Saved data entries:
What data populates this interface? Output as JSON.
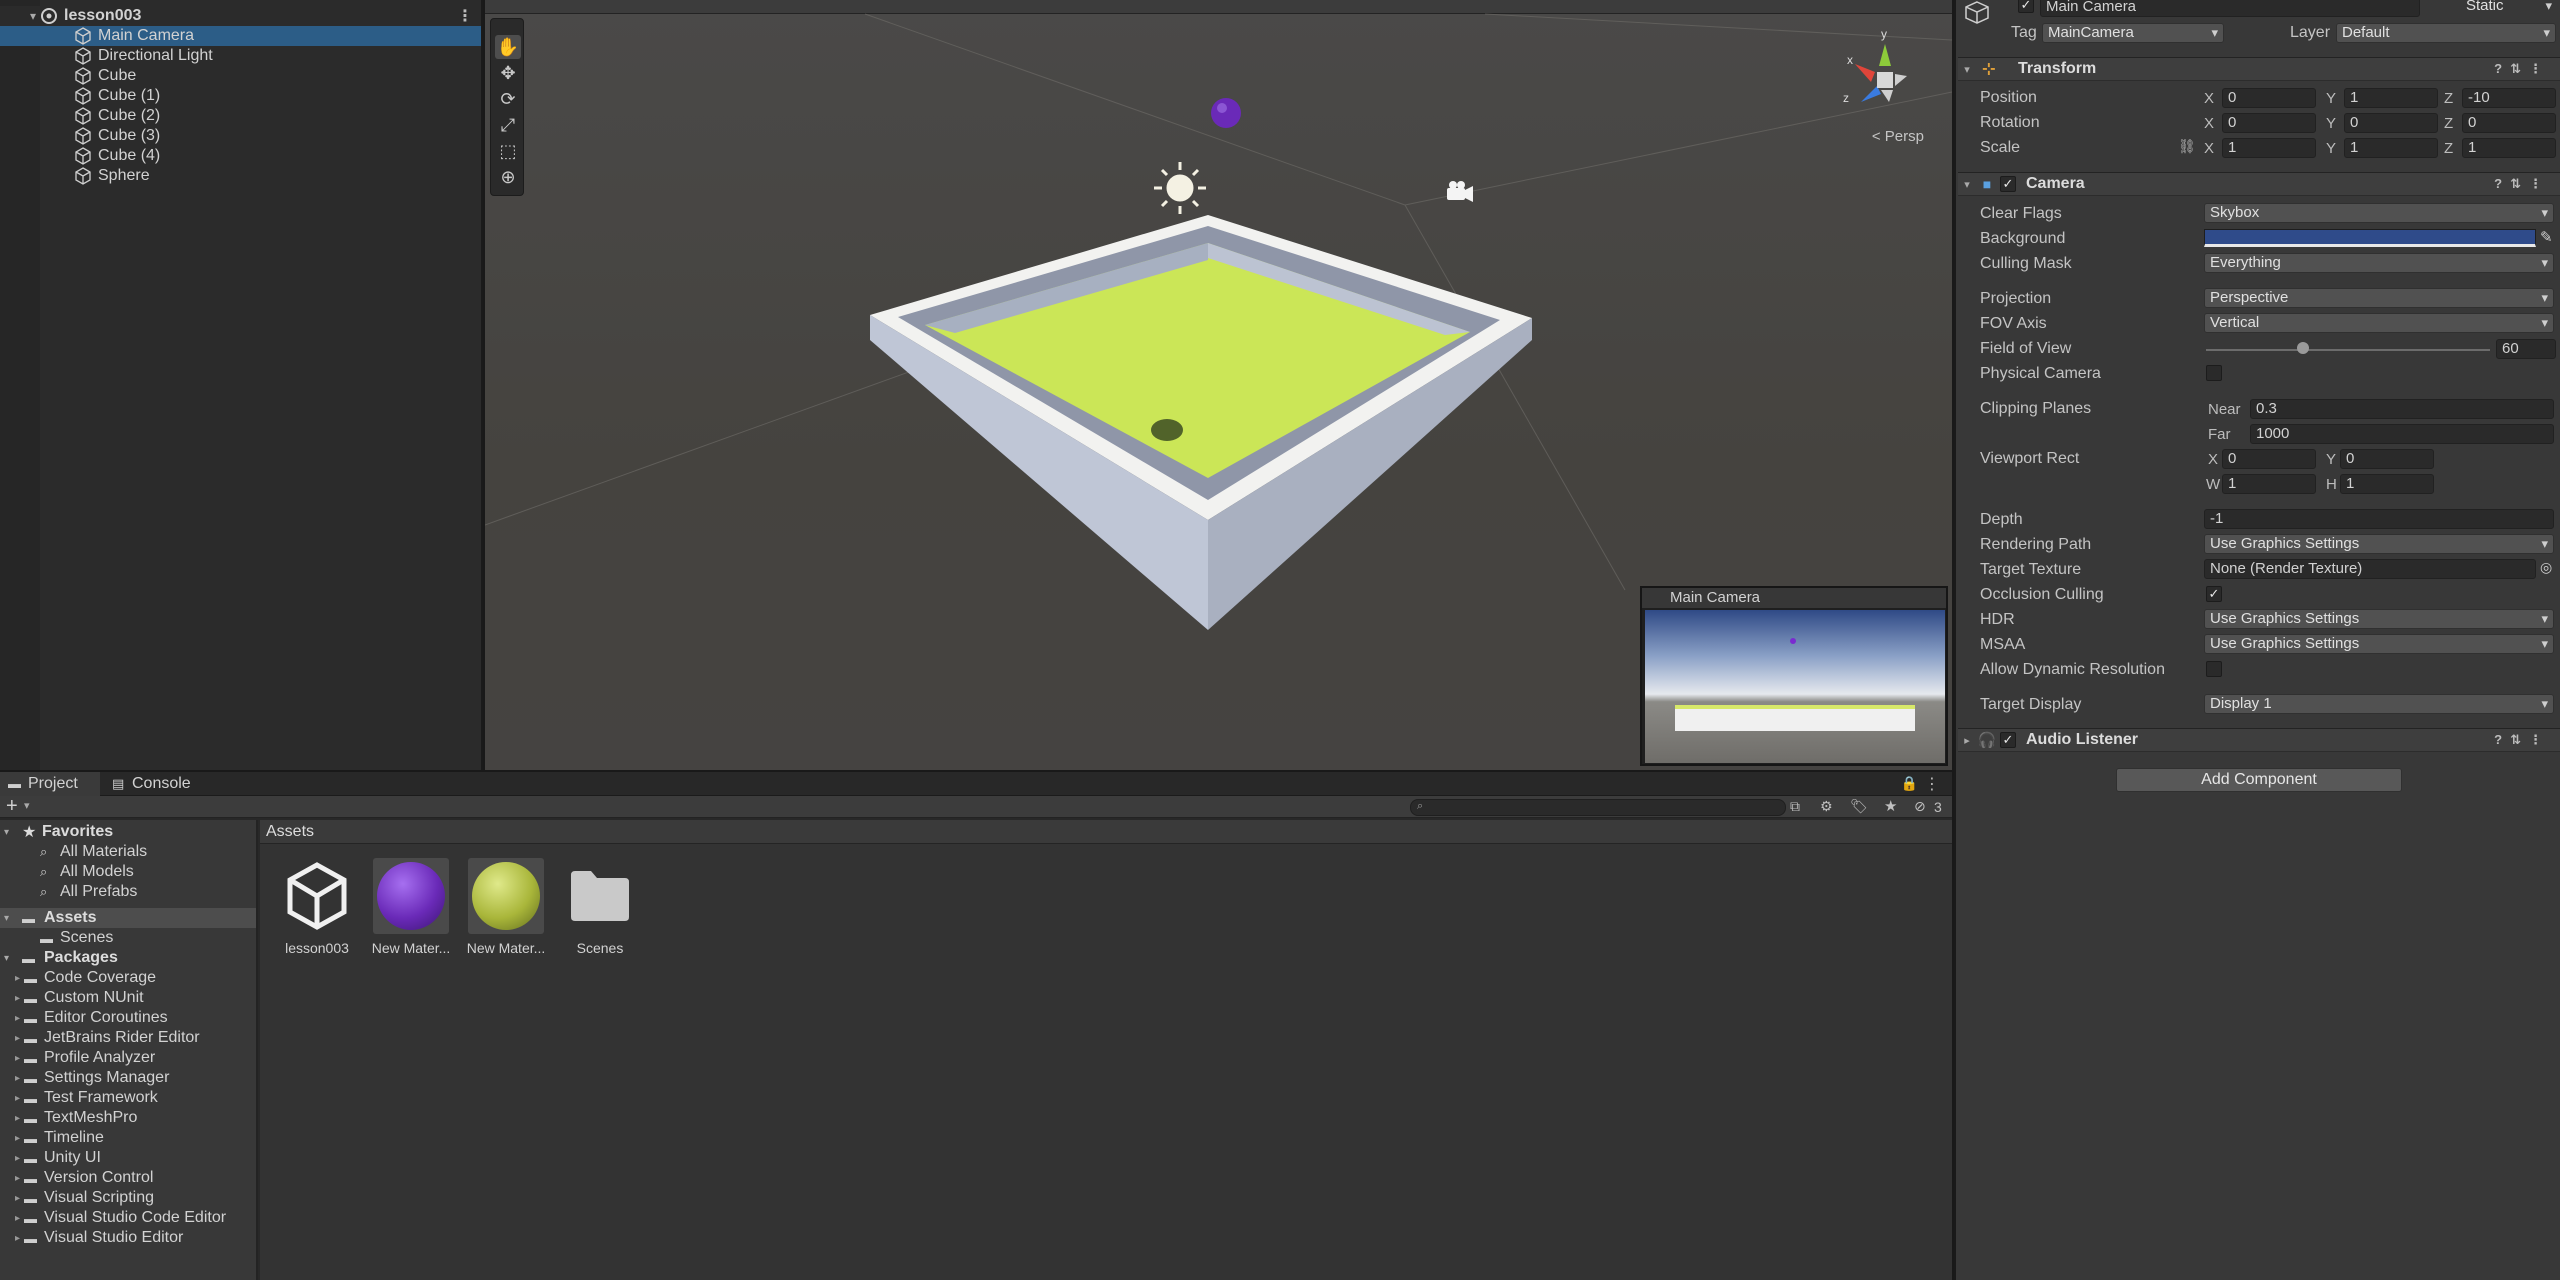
{
  "hierarchy": {
    "scene_name": "lesson003",
    "items": [
      "Main Camera",
      "Directional Light",
      "Cube",
      "Cube (1)",
      "Cube (2)",
      "Cube (3)",
      "Cube (4)",
      "Sphere"
    ],
    "selected_index": 0
  },
  "scene_view": {
    "persp_label": "< Persp",
    "camera_preview_title": "Main Camera",
    "gizmo_axes": {
      "y": "y",
      "x": "x",
      "z": "z"
    }
  },
  "inspector": {
    "object_name": "Main Camera",
    "static_label": "Static",
    "tag_label": "Tag",
    "tag_value": "MainCamera",
    "layer_label": "Layer",
    "layer_value": "Default",
    "transform": {
      "title": "Transform",
      "position_label": "Position",
      "rotation_label": "Rotation",
      "scale_label": "Scale",
      "position": {
        "x": "0",
        "y": "1",
        "z": "-10"
      },
      "rotation": {
        "x": "0",
        "y": "0",
        "z": "0"
      },
      "scale": {
        "x": "1",
        "y": "1",
        "z": "1"
      }
    },
    "camera": {
      "title": "Camera",
      "clear_flags_label": "Clear Flags",
      "clear_flags": "Skybox",
      "background_label": "Background",
      "background_color": "#2f4b8a",
      "culling_mask_label": "Culling Mask",
      "culling_mask": "Everything",
      "projection_label": "Projection",
      "projection": "Perspective",
      "fov_axis_label": "FOV Axis",
      "fov_axis": "Vertical",
      "fov_label": "Field of View",
      "fov": "60",
      "fov_slider_fraction": 0.34,
      "physical_camera_label": "Physical Camera",
      "clipping_label": "Clipping Planes",
      "near_label": "Near",
      "near": "0.3",
      "far_label": "Far",
      "far": "1000",
      "viewport_label": "Viewport Rect",
      "viewport": {
        "x": "0",
        "y": "0",
        "w": "1",
        "h": "1"
      },
      "depth_label": "Depth",
      "depth": "-1",
      "rendering_path_label": "Rendering Path",
      "rendering_path": "Use Graphics Settings",
      "target_texture_label": "Target Texture",
      "target_texture": "None (Render Texture)",
      "occlusion_label": "Occlusion Culling",
      "hdr_label": "HDR",
      "hdr": "Use Graphics Settings",
      "msaa_label": "MSAA",
      "msaa": "Use Graphics Settings",
      "dynres_label": "Allow Dynamic Resolution",
      "target_display_label": "Target Display",
      "target_display": "Display 1"
    },
    "audio_listener_title": "Audio Listener",
    "add_component_label": "Add Component"
  },
  "project": {
    "tabs": [
      "Project",
      "Console"
    ],
    "hidden_count": "3",
    "favorites_label": "Favorites",
    "favorites": [
      "All Materials",
      "All Models",
      "All Prefabs"
    ],
    "assets_label": "Assets",
    "assets_children": [
      "Scenes"
    ],
    "packages_label": "Packages",
    "packages": [
      "Code Coverage",
      "Custom NUnit",
      "Editor Coroutines",
      "JetBrains Rider Editor",
      "Profile Analyzer",
      "Settings Manager",
      "Test Framework",
      "TextMeshPro",
      "Timeline",
      "Unity UI",
      "Version Control",
      "Visual Scripting",
      "Visual Studio Code Editor",
      "Visual Studio Editor"
    ],
    "assets_header": "Assets",
    "asset_items": [
      "lesson003",
      "New Mater...",
      "New Mater...",
      "Scenes"
    ]
  }
}
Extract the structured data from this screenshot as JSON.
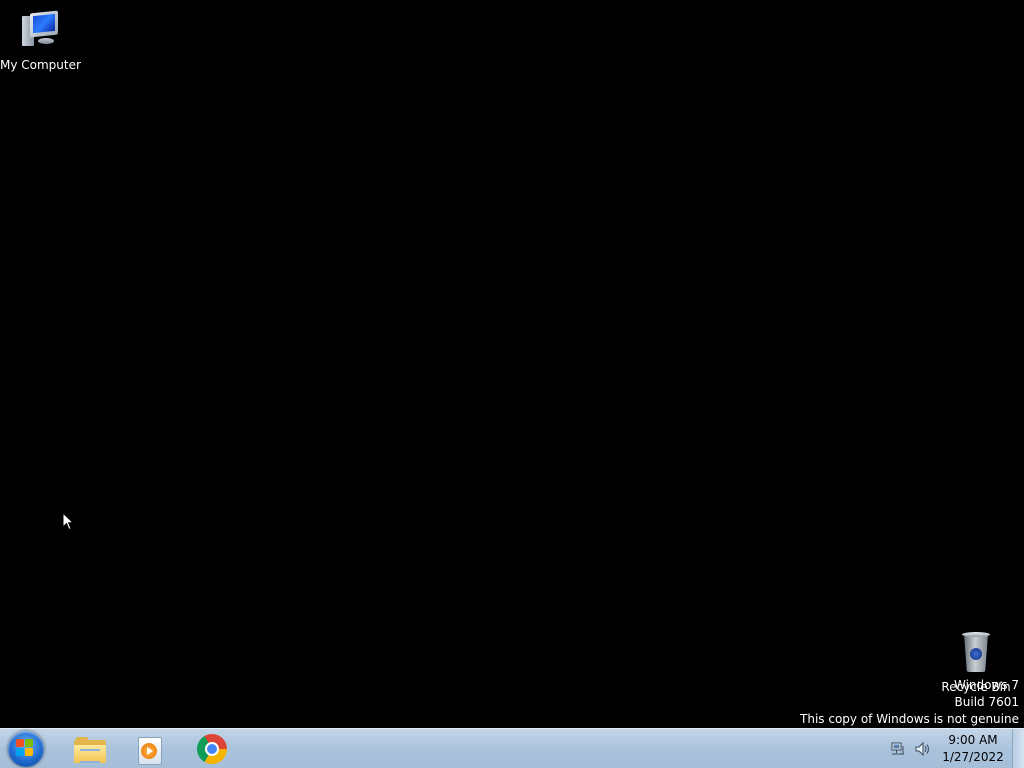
{
  "desktop": {
    "background_color": "#000000",
    "icons": [
      {
        "label": "My Computer",
        "icon": "computer-icon"
      },
      {
        "label": "Recycle Bin",
        "icon": "recycle-bin-icon"
      }
    ],
    "watermark": {
      "line1": "Windows 7",
      "line2": "Build 7601",
      "line3": "This copy of Windows is not genuine"
    }
  },
  "taskbar": {
    "start": {
      "icon": "windows-start-orb-icon"
    },
    "pinned": [
      {
        "app": "Windows Explorer",
        "icon": "folder-icon"
      },
      {
        "app": "Windows Media Player",
        "icon": "media-player-icon"
      },
      {
        "app": "Google Chrome",
        "icon": "chrome-icon"
      }
    ],
    "tray": {
      "network_icon": "network-icon",
      "volume_icon": "volume-icon"
    },
    "clock": {
      "time": "9:00 AM",
      "date": "1/27/2022"
    },
    "colors": {
      "bar": "#aac3dd"
    }
  }
}
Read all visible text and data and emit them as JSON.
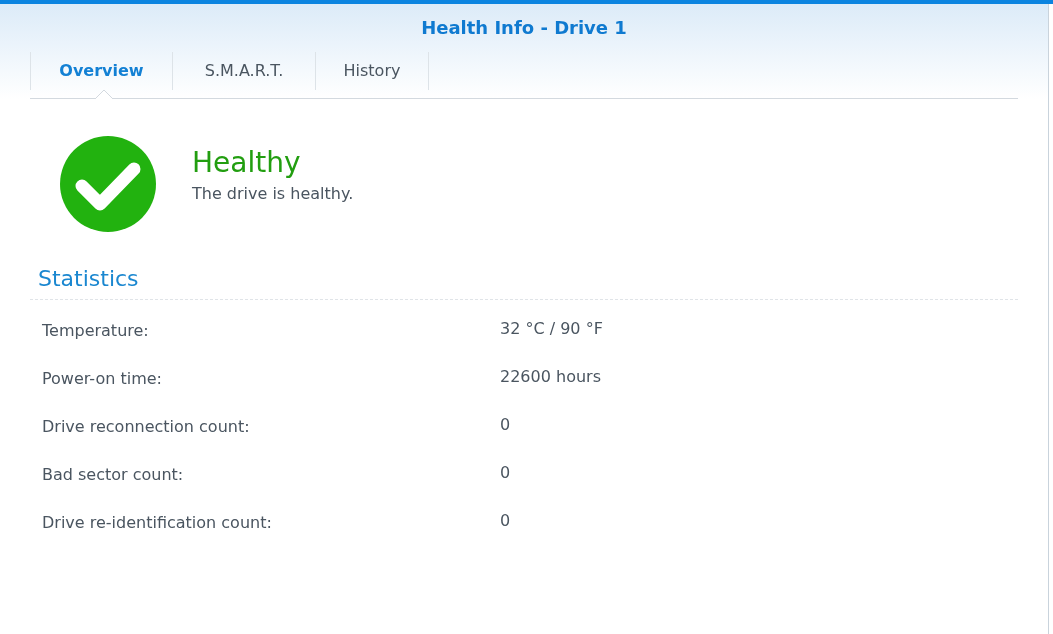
{
  "window": {
    "title": "Health Info - Drive 1"
  },
  "tabs": [
    {
      "label": "Overview",
      "selected": true
    },
    {
      "label": "S.M.A.R.T.",
      "selected": false
    },
    {
      "label": "History",
      "selected": false
    }
  ],
  "status": {
    "kind": "healthy",
    "title": "Healthy",
    "message": "The drive is healthy."
  },
  "statistics": {
    "heading": "Statistics",
    "rows": [
      {
        "label": "Temperature:",
        "value": "32 °C / 90 °F"
      },
      {
        "label": "Power-on time:",
        "value": "22600 hours"
      },
      {
        "label": "Drive reconnection count:",
        "value": "0"
      },
      {
        "label": "Bad sector count:",
        "value": "0"
      },
      {
        "label": "Drive re-identification count:",
        "value": "0"
      }
    ]
  }
}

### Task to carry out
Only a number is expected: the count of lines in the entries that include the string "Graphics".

### Worked solution
3